The U.S. space agency NASA announced Friday it has awarded the Jeff Bezos-owned aerospace company Blue Origin a contract to build a second lunar lander for the Artemis V moon mission, aiming to land a crew on the moon by 2029.
At a Washington news conference, NASA Administrator Bill Nelson said under the $3.4 billion contract, Blue Origin will design, develop, test and verify its Blue Moon lander to meet NASA's human landing system requirements for recurring astronaut expeditions to the lunar surface, including docking with Gateway, a space station where crews will transfer in lunar orbit.
Two years ago, Blue Origin made a bid on the contract NASA awarded to the Elon Musk-owned company SpaceX to build NASA's initial human landing system to be used in the agency's Artemis III and Artemis IV missions. In a release, the agency said it also directed SpaceX to evolve its design to meet the requirements for sustainable exploration on the moon.

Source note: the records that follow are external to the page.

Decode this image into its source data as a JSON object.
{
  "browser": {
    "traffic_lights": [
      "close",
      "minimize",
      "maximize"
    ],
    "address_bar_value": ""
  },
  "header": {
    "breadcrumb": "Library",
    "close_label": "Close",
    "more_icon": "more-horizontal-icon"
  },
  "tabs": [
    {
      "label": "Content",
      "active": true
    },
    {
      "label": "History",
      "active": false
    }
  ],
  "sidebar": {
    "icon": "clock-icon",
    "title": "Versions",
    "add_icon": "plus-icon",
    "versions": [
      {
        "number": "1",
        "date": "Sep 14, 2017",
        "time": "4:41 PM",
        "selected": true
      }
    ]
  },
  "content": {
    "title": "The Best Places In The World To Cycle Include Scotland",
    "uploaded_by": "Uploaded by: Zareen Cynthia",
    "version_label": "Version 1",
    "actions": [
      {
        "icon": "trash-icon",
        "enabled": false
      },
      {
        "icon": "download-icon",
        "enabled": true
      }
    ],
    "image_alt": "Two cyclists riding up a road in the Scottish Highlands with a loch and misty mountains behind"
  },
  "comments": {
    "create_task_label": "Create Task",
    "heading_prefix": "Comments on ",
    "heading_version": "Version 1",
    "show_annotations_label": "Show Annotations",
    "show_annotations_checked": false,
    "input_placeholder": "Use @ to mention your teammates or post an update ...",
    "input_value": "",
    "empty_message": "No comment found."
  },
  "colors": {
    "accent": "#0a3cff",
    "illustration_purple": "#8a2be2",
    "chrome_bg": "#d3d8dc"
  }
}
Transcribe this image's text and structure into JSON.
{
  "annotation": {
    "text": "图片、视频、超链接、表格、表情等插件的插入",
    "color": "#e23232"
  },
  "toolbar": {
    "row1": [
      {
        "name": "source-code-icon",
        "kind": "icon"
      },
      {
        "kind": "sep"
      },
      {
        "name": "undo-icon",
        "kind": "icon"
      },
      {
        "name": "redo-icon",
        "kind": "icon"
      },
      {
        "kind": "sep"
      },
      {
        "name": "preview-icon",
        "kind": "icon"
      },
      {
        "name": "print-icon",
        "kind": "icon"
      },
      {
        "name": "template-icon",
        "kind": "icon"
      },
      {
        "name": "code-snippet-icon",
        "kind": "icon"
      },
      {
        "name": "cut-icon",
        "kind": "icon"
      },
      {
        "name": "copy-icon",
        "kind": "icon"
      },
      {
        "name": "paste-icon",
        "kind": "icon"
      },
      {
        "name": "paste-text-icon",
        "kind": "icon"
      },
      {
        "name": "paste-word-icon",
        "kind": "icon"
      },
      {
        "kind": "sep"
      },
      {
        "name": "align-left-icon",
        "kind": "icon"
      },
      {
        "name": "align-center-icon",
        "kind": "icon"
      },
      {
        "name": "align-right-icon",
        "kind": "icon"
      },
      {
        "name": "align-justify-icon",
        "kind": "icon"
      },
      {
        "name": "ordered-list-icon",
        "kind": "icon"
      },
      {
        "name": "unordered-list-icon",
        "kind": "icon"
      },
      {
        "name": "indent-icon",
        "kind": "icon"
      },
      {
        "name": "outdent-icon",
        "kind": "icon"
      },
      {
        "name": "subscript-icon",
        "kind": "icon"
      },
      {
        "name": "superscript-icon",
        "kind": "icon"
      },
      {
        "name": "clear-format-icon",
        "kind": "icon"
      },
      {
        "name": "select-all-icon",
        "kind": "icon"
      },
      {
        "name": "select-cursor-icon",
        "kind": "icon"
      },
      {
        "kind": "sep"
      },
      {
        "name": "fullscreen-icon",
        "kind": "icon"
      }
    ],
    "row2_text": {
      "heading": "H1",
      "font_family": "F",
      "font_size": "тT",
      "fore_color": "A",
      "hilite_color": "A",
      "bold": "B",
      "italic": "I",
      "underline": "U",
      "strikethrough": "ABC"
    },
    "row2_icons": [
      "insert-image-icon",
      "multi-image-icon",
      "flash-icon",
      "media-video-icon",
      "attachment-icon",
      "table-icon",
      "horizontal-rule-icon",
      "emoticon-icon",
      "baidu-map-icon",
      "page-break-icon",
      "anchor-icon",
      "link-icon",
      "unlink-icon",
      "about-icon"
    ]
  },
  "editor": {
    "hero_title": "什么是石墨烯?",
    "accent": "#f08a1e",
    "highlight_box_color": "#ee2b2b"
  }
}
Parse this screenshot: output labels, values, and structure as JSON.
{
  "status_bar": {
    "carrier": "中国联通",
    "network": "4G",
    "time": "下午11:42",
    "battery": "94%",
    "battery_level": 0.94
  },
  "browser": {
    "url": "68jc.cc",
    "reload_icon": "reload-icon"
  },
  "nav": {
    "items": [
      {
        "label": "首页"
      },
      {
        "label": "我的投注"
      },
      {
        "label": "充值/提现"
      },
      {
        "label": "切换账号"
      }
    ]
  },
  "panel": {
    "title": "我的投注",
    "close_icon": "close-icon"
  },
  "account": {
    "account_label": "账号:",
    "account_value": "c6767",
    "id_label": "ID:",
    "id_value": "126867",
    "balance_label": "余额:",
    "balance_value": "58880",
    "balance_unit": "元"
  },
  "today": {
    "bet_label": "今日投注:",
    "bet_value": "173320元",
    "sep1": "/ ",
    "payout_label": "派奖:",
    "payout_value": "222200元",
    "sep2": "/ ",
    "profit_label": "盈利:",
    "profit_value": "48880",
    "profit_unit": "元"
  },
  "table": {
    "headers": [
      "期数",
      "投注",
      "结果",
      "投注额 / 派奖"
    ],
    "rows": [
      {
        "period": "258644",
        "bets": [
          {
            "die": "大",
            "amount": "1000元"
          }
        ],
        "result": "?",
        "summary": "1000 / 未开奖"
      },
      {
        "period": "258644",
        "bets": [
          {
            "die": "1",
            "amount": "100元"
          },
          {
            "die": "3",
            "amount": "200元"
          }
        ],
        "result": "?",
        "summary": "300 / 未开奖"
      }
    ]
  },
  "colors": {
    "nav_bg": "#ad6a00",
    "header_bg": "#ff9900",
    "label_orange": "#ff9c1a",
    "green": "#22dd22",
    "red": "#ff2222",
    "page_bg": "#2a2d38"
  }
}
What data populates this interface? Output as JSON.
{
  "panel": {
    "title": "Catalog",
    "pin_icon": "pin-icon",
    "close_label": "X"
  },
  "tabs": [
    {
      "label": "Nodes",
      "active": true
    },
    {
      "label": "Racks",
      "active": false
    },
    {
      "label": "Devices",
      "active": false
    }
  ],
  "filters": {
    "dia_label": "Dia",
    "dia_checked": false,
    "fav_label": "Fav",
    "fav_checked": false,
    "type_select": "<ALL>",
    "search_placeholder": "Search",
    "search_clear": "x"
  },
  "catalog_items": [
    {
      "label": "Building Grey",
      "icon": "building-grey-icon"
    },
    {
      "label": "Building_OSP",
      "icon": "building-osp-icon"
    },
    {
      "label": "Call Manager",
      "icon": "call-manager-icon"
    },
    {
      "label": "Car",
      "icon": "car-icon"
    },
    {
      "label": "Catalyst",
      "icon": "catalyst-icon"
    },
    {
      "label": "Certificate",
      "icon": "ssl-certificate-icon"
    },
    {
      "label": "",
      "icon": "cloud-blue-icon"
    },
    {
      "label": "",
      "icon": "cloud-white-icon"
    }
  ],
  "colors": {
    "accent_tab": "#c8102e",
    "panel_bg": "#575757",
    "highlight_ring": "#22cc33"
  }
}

Under its contract, Blue Origin will build a lander that meets the same sustainable requirements, including capabilities for a larger crew, longer missions and the delivery of more mass to the moon. NASA officials said the program is an important step toward their goal to establish "a regular cadence" of missions to the moon.
And, NASA said, that competitive approach, using multiple providers, drives innovation, brings down costs and invests in commercial capabilities that will foster "a lunar economy."
Nelson said Friday, "We are in a golden age of human spaceflight, which is made possible by NASA's commercial and international partnerships. Together, we are making an investment in the infrastructure that will pave the way to land the first astronauts on Mars."
The agency said the Artemis V project is the next step between extended lunar exploration capabilities and establishing a base on the moon to support recurring complex missions that would lead, eventually, to moon-to-Mars exploration.
Some information for this report was provided by Reuters.